Did the auditor actually quote a non-compliance, or did he just suggest the corrective action (which is another no-no)?
Why is it a "no-no" for an internal auditor to be involved in the corrective action?
I'm not advocating the auditor be responsible for fixing the problem, but who is better suited to help when a department needs it? The auditor has an opinion of what they "should have seen", and probably has experience in what "other areas of the company are doing". There is no "consulting" rule for internal auditors that I am aware of. For "value for your buck", the involvement of the auditor could mean less time spent in trying to figure out "what the heck do they want" and "would this even be appropriate". This translates to fewer dollars spent and which company won't take that?

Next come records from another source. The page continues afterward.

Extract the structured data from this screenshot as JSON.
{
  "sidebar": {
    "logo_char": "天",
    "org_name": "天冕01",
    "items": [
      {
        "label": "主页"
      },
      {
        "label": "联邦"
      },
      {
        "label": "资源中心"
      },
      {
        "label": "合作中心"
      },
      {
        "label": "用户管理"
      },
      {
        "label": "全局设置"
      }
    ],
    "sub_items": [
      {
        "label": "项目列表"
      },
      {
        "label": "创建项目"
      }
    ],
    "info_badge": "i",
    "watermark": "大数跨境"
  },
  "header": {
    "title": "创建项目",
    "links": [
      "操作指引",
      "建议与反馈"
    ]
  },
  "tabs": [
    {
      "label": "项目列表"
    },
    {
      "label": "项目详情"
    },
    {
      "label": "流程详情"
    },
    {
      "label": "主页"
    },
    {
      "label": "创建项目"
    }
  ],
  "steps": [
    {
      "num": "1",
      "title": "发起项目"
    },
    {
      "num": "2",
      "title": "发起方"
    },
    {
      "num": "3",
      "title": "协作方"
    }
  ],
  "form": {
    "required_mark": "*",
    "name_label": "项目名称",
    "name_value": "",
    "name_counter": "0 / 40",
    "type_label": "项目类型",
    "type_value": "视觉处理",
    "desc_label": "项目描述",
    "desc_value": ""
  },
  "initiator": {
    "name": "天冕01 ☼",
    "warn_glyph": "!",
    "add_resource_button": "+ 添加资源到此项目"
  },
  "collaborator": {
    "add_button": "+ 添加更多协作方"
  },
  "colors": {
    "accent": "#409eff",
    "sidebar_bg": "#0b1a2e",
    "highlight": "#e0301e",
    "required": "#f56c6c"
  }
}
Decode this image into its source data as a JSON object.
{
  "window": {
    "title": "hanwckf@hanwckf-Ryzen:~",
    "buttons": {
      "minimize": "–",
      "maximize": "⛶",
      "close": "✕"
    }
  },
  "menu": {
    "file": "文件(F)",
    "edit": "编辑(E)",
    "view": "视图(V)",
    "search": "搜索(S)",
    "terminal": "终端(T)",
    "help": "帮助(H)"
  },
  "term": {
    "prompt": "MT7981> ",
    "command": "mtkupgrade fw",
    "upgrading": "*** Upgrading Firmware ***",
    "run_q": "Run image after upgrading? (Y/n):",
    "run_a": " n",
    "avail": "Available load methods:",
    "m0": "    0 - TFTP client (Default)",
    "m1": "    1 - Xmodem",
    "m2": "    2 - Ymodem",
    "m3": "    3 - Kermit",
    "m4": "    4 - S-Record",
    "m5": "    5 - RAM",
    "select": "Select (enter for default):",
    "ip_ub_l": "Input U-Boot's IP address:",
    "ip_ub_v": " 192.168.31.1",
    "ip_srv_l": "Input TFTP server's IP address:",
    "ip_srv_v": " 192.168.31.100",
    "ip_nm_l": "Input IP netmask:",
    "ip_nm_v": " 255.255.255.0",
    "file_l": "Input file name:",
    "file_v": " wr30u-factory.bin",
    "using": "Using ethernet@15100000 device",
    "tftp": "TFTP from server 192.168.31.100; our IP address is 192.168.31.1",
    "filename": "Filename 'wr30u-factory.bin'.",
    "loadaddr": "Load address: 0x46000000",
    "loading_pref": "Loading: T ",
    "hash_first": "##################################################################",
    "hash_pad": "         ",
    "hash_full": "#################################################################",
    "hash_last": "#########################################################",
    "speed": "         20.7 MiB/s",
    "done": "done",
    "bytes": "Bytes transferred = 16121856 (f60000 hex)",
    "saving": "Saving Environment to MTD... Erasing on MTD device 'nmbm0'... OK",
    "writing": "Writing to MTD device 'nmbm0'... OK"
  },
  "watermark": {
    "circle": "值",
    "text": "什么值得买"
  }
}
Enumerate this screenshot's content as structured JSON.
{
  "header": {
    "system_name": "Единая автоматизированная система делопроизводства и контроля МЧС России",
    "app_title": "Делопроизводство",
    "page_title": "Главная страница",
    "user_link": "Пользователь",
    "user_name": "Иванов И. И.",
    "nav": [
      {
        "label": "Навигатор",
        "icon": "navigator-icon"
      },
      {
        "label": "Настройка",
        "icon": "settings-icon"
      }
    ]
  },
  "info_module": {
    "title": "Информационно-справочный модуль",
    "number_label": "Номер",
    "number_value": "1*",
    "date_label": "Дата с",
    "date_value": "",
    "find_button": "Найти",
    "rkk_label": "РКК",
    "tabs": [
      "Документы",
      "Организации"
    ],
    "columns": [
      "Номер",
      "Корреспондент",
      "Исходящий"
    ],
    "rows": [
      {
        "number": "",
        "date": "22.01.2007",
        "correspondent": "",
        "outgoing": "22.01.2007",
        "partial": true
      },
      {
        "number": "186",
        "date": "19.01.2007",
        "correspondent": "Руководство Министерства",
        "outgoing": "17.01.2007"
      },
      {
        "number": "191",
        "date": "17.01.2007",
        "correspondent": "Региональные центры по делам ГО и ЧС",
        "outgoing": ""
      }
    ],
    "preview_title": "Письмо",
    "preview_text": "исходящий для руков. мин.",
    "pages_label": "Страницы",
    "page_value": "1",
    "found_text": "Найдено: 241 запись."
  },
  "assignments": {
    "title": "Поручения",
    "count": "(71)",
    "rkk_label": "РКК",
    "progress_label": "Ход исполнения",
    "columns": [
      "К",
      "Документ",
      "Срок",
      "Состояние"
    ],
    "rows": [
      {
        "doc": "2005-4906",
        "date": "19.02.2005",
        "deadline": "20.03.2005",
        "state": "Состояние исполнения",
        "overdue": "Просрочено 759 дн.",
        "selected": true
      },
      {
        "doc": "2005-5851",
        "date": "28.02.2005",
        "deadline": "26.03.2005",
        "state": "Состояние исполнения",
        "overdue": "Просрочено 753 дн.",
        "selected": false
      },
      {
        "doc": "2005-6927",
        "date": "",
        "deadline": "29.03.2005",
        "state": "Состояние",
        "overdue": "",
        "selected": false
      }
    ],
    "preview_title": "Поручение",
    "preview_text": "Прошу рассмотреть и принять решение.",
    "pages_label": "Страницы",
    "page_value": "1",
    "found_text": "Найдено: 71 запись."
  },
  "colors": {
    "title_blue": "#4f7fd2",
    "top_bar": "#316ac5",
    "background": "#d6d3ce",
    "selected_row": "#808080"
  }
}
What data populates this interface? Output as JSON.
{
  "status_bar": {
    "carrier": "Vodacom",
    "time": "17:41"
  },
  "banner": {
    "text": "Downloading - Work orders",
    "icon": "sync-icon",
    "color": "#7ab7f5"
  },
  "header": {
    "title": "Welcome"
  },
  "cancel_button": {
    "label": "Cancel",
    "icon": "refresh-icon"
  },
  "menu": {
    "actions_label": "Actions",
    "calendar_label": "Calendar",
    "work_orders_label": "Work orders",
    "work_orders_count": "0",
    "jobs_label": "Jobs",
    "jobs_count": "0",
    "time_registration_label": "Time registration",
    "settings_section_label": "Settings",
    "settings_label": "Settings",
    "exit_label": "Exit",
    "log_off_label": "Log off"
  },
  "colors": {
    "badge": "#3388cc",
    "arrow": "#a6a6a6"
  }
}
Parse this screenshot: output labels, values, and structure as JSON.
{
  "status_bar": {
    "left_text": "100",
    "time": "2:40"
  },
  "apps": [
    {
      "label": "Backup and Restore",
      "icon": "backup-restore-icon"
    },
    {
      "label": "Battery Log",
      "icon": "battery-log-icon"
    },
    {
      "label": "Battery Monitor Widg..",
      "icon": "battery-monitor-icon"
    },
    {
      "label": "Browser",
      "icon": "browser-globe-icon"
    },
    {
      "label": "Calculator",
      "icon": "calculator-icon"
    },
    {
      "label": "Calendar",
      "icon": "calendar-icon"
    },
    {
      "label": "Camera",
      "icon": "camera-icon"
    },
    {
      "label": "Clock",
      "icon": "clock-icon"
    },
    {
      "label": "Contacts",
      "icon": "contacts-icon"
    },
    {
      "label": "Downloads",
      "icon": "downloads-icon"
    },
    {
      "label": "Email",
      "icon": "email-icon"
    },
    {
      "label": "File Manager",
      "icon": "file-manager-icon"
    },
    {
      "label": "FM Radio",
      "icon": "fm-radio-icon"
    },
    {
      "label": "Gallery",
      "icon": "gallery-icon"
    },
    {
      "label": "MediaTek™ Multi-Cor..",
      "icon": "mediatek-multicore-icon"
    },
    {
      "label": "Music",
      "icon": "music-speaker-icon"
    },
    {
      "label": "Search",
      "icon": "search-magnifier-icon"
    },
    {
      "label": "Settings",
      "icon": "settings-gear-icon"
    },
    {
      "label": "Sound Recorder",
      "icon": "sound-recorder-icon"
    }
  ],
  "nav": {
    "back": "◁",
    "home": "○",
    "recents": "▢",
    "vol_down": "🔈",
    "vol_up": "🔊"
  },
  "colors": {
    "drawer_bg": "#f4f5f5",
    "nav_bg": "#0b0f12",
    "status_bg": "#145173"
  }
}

Another way to look at it - once the audit is over and the non-conformance is written, the internal auditor goes back to work as whatever the auditor normally does. A simple assignment to a CA team would place them right back in it anyway. Why play games? Use the best resources you have to get the job done.
I hope I have thrown the cat far enough into the pigeons.